With that said, I still have problems getting through this entire album. Songs like Barry Bonds, Drunk and Hot Girls, and Good Life are the lowlights of a pretty extensive career.
This album marks a seminal moment in both rap and pop music history for two reasons:
1. Without this record, guys like Drake, Kid Cudi, and any other emo rapper/R&B artist of this century would have had a harder time getting out of the gates.
2. It changed the social norm, or at least the industry norm, for what was acceptable as a full length LP from a titan of the genre.
808s was the first recording from Ye after his mother passed away in the winter of 2007. A switch was flipped in him, and as an avid fan of the guy, who was also starting college at the time of its release, it flipped one in me, too (I hate that sentence). Kanye made sure to classify the album himself, as pop. He knew from the get-go that it wouldn't appease a majority his long time fans, but it made me happy.
It was another step in another direction by a guy who really didn't care to conform to any trend in a genre that always seemed to stay inside industry-imposed boundaries.
808s was minimalistic, but complex in arrangement. And just like Dropout and LR, opened up my tastes to more electronic, ambient, and R&B artists that inhabit my regular listening.
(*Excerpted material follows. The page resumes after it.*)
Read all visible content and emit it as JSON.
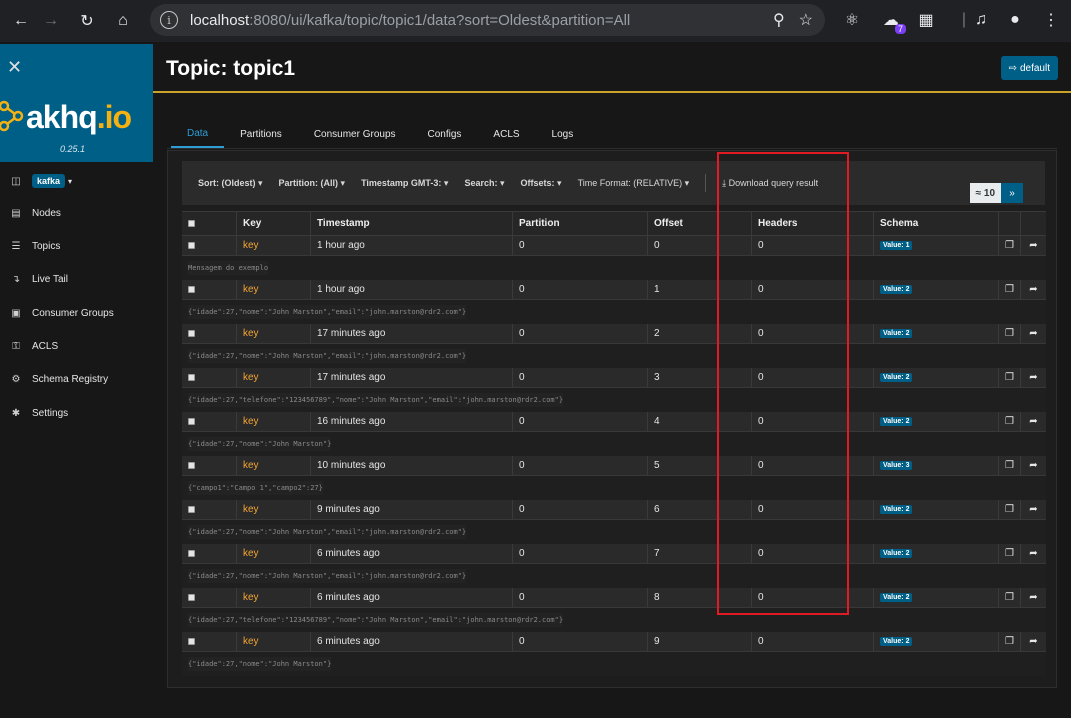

The magnum opus.
MBDTF is not my favorite Kanye record, but I'll be sure to defend it as his most complete, unabashedly anthemic albums of his career, and probably of the 21st Century.
I can't listen to this album in blocks, or even as part of a shuffle on my iTunes, because I believe it only works as one continuous event. I could probably sit here and blabber on and on about the album, but it would only solidify my stan-dom tenfold.
This album's release corresponds with a really ugly time in my life, when I was caught up in school, the death of a handful of very close family members, and some incredibly irresponsible actions that would essentially cost me a semester's worth of money and time. In other words, MBDTF made me refocus myself.
I own three copies of the record, for some reason: a CD, a digital copy, and a vinyl pressing. Yes, it's that important to me.
Here is where Kanye begins to really transform into the iteration of Kanye that we know today. These two records are the prototypes for swag/brag rap. Part of this is due to the relationship that becomes even closer with Ye's big brother, Jay-Z, and due to Ye finally snagging his dream girl, Kim K.
At this point in my life, I'm 21 and already diving headfirst into full-blown alcoholism and the most entertaining part of my college career. These records only amplified this mindset because: A) I had fully taken back control of my life, and B) I had built up my ego to an all-time high, and there was nothing anyone (besides the flock... okay... two girls) could do to bruise it.
WTT came out right after I officially re-declared my major and (un)wisely went into the history program. Cruel Summer dropped in the middle of my final semester in college, when I literally spent six hours a day behind a pile of books on the Greek Revolution/War of Independence and a computer screen that would not relent.
This all seemed to work out perfectly because the style of Kanye's production began to morph into very hyper-theatrical, omnipotent walls of sound. Not only was I a senior who was conquering dozens of research projects and massive papers, I had a soundtrack to it.
I still have no fucking idea what exactly Kanye is/was trying to accomplish with Yeezus. I almost feel as though there's nowhere left for him to go, both lyrically and sonically, after unleashing this album on the masses. It's a self-declared ascension.
Every album that precedes it has an imprint on Yeezus. Any element of production, or symbolism, that Kanye has showcased in his career before this point is brought back to life and given a twist on this record.
Obviously, Yeezus is the current stop on my timeline. I'm in the middle of my 20s. I'm two-ish years removed from graduating from college and in a job that I don't like, but have nowhere to go, really.
And that's kinda where I think Kanye is right now. Where does he go now?